(Records from a collection)

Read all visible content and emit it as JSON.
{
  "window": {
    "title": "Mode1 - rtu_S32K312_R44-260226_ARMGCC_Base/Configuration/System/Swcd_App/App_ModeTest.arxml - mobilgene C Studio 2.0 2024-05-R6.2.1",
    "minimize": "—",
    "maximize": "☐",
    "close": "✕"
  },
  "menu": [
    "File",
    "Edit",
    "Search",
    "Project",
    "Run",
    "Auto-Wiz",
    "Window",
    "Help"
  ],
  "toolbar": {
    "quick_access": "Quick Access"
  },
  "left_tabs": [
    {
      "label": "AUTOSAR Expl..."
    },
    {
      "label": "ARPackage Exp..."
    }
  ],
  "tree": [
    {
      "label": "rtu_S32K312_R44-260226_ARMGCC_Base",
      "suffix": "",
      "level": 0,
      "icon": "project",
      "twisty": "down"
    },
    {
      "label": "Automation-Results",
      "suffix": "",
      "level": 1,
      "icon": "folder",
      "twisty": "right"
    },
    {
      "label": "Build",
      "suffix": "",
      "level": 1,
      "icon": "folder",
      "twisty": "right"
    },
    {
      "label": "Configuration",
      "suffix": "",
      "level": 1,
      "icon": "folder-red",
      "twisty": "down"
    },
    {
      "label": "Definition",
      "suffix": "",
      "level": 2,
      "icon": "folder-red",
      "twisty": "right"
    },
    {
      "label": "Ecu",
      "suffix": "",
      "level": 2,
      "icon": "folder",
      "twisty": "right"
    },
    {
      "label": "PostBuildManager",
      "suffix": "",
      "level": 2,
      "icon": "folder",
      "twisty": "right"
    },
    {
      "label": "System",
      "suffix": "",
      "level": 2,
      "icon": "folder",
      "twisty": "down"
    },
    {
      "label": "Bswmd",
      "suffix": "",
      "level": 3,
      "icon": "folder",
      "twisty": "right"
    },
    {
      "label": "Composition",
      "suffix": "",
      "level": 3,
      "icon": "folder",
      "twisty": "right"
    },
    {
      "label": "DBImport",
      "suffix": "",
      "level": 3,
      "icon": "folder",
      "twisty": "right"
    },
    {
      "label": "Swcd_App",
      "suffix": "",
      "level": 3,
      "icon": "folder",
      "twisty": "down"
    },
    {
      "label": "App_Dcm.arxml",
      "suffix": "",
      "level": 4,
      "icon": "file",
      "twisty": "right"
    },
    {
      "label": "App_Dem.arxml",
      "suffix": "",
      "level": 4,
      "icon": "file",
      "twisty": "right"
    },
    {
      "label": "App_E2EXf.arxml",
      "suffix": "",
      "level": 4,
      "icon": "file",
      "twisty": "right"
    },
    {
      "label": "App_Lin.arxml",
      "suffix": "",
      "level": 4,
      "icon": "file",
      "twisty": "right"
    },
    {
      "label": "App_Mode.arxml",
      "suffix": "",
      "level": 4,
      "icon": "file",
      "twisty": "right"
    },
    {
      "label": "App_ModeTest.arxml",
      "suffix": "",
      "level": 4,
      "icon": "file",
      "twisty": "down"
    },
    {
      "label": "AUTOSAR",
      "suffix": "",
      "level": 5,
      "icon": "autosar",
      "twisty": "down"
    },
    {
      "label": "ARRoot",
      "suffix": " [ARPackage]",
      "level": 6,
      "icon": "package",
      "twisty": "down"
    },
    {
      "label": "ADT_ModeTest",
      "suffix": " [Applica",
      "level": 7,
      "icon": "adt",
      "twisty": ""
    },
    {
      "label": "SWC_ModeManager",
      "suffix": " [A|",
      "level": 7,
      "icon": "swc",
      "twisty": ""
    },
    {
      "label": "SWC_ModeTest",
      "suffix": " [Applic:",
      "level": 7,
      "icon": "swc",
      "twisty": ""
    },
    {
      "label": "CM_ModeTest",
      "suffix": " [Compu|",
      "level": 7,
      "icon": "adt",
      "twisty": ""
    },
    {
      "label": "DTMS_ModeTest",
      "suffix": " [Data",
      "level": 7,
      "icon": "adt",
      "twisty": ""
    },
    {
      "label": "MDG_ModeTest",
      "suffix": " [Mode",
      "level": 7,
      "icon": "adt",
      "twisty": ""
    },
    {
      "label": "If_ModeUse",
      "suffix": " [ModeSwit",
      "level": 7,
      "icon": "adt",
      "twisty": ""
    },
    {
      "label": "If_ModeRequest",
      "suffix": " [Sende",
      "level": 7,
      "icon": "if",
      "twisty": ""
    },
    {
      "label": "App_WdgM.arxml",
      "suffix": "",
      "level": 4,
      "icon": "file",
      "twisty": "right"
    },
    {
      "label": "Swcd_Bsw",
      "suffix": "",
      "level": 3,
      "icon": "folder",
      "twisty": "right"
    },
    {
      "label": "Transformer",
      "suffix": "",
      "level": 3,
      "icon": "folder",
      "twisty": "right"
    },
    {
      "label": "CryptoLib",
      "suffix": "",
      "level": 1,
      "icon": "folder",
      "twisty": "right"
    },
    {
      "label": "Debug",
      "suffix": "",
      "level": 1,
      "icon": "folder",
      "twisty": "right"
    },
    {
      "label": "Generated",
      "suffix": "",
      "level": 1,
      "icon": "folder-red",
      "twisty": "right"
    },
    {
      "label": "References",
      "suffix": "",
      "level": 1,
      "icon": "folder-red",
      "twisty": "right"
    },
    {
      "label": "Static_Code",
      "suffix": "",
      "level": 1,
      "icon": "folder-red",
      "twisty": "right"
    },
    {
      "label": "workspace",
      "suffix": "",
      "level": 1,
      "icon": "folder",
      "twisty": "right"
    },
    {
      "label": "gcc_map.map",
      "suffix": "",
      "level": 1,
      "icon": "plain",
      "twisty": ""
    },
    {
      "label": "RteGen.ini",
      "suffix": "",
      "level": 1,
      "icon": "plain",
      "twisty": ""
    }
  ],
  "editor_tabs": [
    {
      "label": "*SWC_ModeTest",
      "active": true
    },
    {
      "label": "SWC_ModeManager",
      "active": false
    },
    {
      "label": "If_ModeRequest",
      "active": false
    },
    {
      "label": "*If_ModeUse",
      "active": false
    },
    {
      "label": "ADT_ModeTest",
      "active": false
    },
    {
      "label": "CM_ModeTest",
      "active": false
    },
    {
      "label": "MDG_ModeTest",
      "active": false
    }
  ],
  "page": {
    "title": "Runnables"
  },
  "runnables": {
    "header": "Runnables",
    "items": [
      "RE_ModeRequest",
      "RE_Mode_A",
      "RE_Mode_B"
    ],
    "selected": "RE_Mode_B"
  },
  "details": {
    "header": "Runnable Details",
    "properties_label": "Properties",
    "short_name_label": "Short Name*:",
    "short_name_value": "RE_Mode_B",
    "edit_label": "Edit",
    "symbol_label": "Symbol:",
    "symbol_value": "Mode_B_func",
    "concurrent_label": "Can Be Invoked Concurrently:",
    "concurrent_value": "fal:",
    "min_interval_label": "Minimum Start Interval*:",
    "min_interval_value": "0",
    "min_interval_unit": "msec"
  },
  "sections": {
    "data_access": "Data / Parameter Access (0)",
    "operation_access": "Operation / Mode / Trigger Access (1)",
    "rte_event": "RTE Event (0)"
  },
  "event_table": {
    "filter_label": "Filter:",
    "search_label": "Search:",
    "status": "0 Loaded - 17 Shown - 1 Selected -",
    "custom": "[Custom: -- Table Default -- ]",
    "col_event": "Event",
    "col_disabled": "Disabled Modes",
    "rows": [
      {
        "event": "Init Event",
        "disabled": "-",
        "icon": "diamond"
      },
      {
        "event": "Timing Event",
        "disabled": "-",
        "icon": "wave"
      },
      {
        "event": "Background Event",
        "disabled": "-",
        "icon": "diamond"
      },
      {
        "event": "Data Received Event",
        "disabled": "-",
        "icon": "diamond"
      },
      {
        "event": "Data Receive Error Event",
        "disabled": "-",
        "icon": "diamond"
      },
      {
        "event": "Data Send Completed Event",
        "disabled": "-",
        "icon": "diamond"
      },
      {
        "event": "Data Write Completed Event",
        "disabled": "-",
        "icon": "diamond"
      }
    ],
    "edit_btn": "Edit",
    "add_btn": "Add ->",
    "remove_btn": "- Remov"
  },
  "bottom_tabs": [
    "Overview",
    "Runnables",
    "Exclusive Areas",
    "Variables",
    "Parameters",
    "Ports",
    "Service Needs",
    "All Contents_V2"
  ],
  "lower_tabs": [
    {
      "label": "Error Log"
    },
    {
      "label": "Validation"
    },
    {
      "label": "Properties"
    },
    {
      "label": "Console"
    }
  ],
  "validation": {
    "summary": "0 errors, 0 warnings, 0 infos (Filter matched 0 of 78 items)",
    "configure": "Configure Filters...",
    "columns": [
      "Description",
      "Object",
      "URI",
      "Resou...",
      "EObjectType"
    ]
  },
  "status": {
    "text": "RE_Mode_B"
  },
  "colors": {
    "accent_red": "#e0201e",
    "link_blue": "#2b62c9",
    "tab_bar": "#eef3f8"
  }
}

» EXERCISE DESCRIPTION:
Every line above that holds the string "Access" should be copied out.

» OUTPUT FOR THIS EXERCISE:
    "quick_access": "Quick Access"
    "data_access": "Data / Parameter Access (0)",
    "operation_access": "Operation / Mode / Trigger Access (1)",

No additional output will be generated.